## WHAT YOU WILL DO
Within the data below, copy each line where the string "structured" is found.

DATA TO USE Start Marker

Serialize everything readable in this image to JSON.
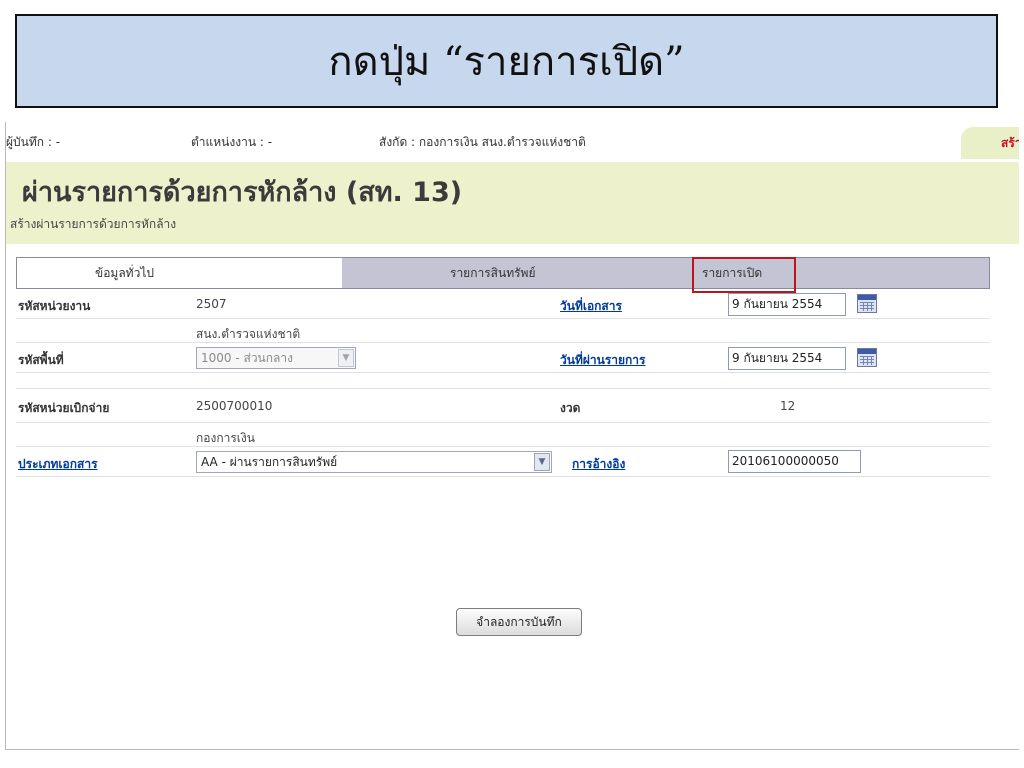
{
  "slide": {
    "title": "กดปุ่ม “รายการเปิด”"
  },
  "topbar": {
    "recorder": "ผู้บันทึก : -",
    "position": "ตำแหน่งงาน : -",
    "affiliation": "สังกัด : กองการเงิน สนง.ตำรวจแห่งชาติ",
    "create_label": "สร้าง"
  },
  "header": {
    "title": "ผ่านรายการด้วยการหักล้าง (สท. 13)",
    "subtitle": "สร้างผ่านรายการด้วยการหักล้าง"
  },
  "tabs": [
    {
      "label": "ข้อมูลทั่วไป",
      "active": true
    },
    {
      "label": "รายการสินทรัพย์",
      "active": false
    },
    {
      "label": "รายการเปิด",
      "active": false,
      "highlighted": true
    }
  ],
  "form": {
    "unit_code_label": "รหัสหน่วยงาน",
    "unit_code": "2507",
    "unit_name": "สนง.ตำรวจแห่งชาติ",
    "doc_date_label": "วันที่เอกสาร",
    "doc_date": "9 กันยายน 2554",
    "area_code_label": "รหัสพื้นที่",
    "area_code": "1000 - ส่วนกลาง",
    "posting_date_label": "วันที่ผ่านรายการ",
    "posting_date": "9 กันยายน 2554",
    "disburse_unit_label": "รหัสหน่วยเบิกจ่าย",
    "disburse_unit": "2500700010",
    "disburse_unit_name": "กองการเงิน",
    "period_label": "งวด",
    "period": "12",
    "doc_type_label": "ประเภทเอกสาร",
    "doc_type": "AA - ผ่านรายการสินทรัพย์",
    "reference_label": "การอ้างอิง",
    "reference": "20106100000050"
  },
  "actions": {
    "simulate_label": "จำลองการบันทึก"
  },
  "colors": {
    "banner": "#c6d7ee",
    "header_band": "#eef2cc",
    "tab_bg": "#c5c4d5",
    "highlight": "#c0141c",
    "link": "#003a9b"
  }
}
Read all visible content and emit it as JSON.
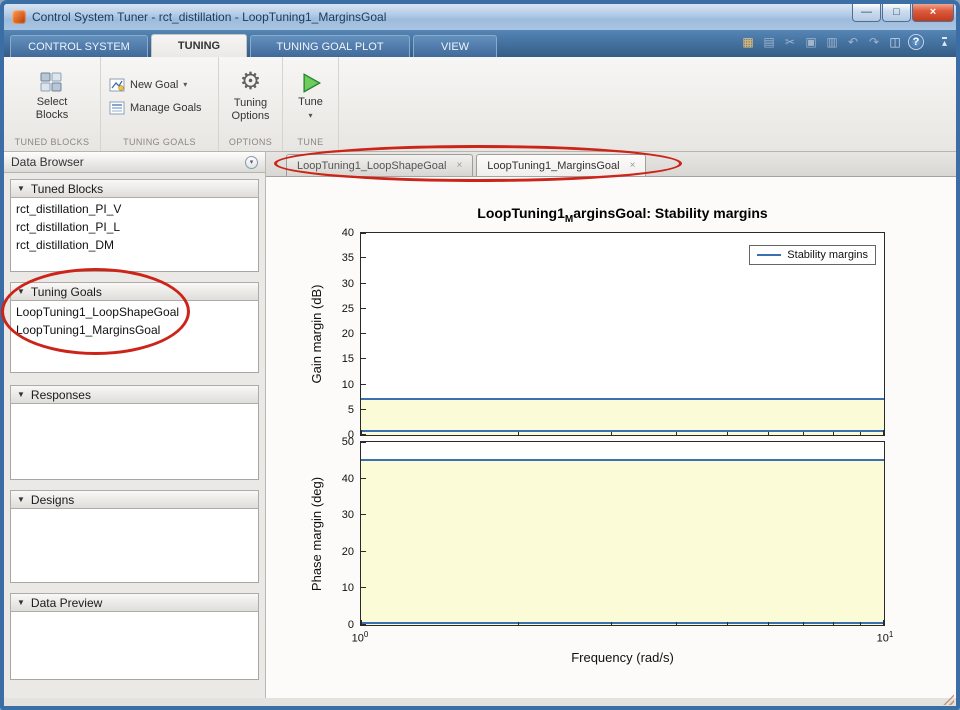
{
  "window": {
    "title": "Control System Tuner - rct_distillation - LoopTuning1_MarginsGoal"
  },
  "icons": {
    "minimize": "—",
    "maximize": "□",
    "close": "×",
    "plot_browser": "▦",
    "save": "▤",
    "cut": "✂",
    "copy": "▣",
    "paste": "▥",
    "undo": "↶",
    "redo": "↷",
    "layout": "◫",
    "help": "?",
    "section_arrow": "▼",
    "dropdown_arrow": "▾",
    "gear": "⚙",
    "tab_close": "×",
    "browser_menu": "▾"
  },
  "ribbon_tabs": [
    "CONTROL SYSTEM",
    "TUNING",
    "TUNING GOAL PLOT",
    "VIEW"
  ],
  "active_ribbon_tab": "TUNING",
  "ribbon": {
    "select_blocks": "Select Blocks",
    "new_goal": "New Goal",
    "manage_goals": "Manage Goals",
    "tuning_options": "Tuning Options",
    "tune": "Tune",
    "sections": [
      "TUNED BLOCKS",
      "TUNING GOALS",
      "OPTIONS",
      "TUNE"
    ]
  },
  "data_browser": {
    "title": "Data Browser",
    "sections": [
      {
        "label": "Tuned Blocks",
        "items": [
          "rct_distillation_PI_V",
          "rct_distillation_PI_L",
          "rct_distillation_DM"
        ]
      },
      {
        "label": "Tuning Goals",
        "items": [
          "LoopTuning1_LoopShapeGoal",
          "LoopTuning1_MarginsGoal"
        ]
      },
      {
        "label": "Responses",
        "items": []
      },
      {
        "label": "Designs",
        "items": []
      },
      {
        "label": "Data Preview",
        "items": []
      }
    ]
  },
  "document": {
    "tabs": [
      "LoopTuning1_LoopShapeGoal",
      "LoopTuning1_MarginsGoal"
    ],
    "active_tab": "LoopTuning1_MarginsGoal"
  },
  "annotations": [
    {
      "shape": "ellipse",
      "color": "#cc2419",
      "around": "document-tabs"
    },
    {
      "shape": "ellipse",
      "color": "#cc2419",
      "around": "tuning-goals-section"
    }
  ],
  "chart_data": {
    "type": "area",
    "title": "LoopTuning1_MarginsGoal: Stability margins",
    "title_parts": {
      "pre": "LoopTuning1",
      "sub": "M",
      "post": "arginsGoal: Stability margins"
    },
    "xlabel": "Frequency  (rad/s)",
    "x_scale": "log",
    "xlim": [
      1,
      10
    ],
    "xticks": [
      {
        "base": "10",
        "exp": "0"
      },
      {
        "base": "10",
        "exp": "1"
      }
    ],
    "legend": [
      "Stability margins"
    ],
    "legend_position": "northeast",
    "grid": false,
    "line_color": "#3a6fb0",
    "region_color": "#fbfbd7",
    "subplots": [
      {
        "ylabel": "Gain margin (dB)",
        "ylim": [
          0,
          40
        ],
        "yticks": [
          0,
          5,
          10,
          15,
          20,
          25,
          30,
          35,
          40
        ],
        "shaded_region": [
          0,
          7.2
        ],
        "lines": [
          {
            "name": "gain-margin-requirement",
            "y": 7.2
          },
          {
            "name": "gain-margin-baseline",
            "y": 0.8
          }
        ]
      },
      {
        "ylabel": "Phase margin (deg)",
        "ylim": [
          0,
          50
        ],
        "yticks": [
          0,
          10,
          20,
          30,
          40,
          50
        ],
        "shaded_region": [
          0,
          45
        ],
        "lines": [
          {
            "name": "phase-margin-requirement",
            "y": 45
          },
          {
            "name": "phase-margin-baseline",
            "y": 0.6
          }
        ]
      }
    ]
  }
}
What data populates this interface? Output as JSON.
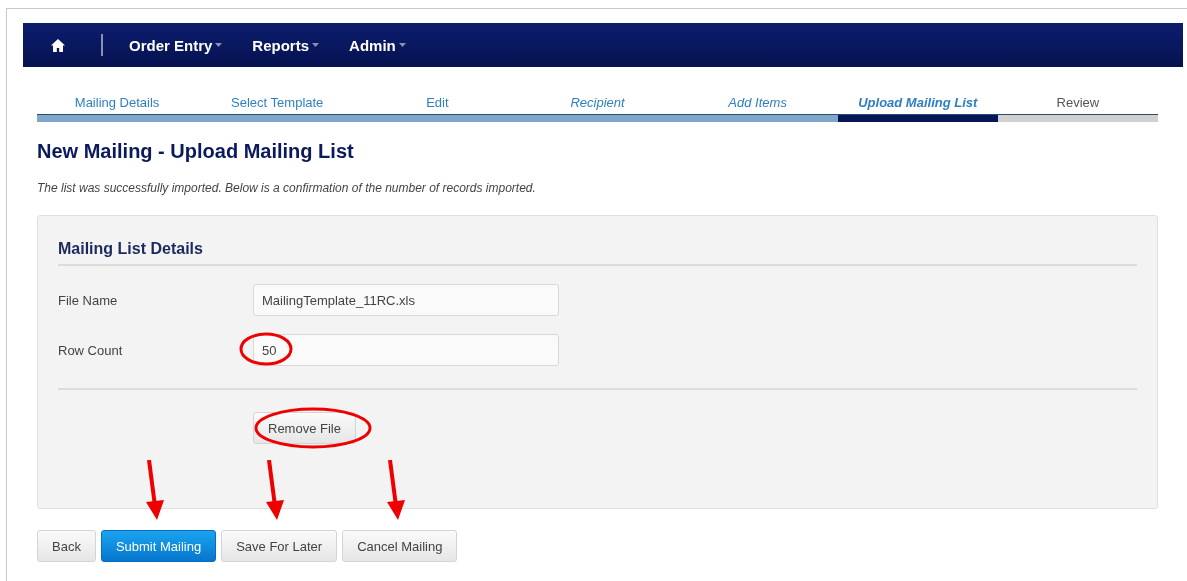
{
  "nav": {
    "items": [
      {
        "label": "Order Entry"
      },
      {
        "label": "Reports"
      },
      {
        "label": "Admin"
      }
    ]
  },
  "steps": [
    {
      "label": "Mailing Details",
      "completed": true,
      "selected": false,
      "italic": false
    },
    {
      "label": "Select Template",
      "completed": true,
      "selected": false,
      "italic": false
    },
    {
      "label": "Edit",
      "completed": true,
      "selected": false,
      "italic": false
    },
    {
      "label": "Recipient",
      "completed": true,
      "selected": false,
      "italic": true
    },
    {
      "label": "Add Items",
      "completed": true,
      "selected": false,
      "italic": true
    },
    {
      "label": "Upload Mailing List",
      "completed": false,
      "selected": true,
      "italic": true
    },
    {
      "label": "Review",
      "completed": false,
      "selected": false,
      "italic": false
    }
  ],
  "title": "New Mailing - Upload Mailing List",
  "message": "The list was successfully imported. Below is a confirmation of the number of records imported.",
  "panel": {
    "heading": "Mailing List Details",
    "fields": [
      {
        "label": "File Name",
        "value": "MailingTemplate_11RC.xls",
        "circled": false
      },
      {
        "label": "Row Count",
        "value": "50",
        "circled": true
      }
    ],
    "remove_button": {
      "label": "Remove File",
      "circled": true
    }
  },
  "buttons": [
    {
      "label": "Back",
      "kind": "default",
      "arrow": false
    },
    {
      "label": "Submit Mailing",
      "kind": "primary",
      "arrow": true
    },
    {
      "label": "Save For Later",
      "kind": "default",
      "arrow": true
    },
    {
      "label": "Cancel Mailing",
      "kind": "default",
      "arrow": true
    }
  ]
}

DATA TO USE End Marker
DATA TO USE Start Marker

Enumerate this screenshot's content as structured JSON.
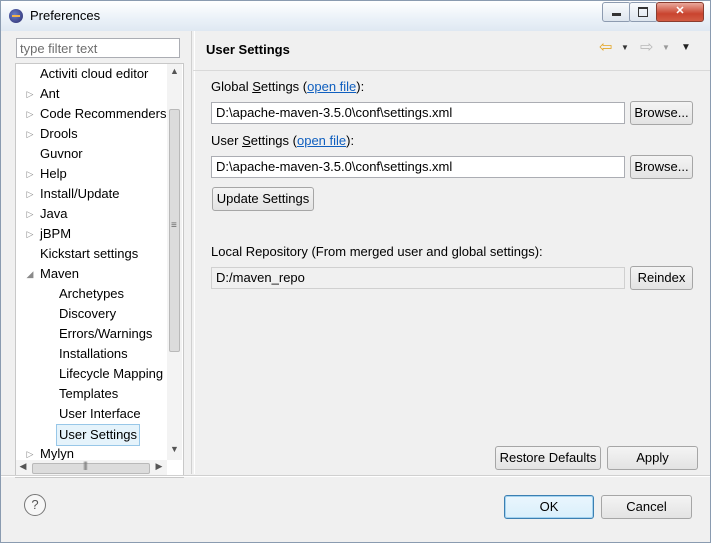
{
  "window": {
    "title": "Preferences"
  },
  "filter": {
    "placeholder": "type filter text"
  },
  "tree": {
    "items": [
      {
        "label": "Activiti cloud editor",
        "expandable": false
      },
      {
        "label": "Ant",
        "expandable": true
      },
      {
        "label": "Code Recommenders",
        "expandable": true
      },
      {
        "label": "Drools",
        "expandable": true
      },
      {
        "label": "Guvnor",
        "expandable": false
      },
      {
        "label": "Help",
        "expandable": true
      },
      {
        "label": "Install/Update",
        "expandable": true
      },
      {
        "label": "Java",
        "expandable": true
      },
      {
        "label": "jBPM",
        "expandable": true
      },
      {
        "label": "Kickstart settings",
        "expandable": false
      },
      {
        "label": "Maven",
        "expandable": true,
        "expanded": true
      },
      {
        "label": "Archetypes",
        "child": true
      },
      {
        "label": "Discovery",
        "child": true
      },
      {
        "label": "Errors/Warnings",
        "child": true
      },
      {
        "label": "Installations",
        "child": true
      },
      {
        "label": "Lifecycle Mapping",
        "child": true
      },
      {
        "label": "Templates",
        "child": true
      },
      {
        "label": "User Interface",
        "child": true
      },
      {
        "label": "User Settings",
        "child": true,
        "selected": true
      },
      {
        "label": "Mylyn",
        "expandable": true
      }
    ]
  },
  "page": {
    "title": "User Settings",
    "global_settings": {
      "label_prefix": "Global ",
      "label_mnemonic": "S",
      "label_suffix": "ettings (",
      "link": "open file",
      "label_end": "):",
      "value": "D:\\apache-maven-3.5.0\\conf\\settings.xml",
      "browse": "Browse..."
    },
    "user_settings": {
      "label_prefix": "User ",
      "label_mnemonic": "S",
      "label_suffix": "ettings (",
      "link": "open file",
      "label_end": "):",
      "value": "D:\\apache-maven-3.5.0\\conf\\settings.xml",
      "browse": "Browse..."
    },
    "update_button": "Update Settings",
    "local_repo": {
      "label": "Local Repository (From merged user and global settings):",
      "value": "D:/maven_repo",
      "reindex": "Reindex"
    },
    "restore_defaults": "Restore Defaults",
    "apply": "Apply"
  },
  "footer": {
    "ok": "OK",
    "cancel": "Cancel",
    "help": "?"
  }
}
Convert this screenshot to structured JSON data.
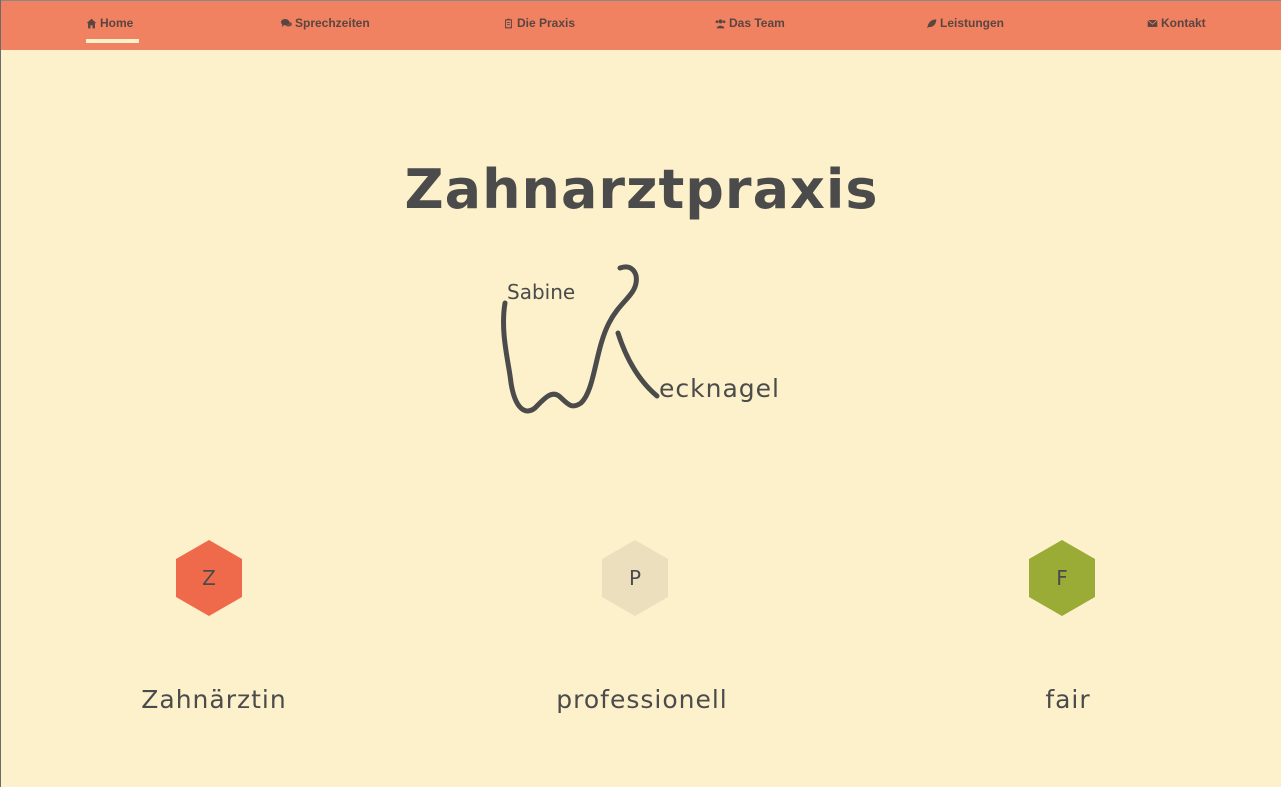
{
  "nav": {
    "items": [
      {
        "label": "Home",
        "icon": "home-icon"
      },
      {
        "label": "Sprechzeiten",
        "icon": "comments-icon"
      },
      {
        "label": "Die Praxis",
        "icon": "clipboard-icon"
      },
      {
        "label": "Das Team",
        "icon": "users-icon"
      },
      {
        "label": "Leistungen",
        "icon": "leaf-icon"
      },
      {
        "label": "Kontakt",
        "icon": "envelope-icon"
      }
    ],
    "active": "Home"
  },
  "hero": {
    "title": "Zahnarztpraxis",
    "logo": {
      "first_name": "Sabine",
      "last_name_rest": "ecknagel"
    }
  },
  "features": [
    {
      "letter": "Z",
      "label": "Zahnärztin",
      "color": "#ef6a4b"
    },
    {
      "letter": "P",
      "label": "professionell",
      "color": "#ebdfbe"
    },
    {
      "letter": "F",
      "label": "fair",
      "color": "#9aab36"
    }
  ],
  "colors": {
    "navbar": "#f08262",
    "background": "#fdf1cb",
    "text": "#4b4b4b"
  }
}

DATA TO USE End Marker
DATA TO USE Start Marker

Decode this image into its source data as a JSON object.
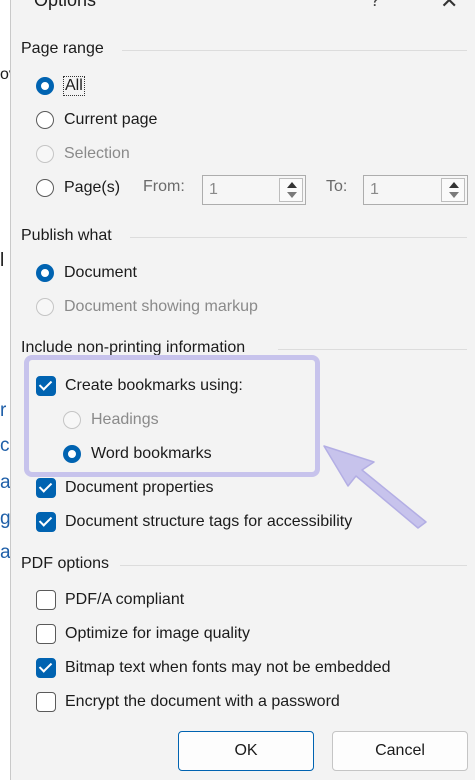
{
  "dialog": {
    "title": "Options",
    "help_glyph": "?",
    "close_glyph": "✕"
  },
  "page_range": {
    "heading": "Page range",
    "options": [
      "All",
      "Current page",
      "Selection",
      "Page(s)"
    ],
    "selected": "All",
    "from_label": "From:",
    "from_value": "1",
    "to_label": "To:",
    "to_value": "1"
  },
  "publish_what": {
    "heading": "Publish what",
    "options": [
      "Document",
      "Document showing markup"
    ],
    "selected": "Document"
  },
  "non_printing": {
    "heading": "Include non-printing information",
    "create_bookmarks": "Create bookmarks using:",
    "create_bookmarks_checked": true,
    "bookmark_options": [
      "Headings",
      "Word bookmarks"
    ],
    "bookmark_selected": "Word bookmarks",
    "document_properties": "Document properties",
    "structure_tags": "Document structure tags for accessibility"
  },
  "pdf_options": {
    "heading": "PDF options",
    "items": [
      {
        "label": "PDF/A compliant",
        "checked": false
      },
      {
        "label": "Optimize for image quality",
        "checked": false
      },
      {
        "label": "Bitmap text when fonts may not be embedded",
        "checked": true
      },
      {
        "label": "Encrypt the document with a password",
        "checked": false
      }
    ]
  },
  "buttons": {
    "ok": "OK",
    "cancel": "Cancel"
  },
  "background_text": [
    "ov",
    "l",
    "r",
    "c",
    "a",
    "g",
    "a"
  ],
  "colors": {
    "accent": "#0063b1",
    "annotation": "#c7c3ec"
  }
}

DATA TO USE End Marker

## SOLUTION FOR THIS TASK
Enumerate this screenshot's content as structured JSON.
Convert this screenshot to structured JSON data.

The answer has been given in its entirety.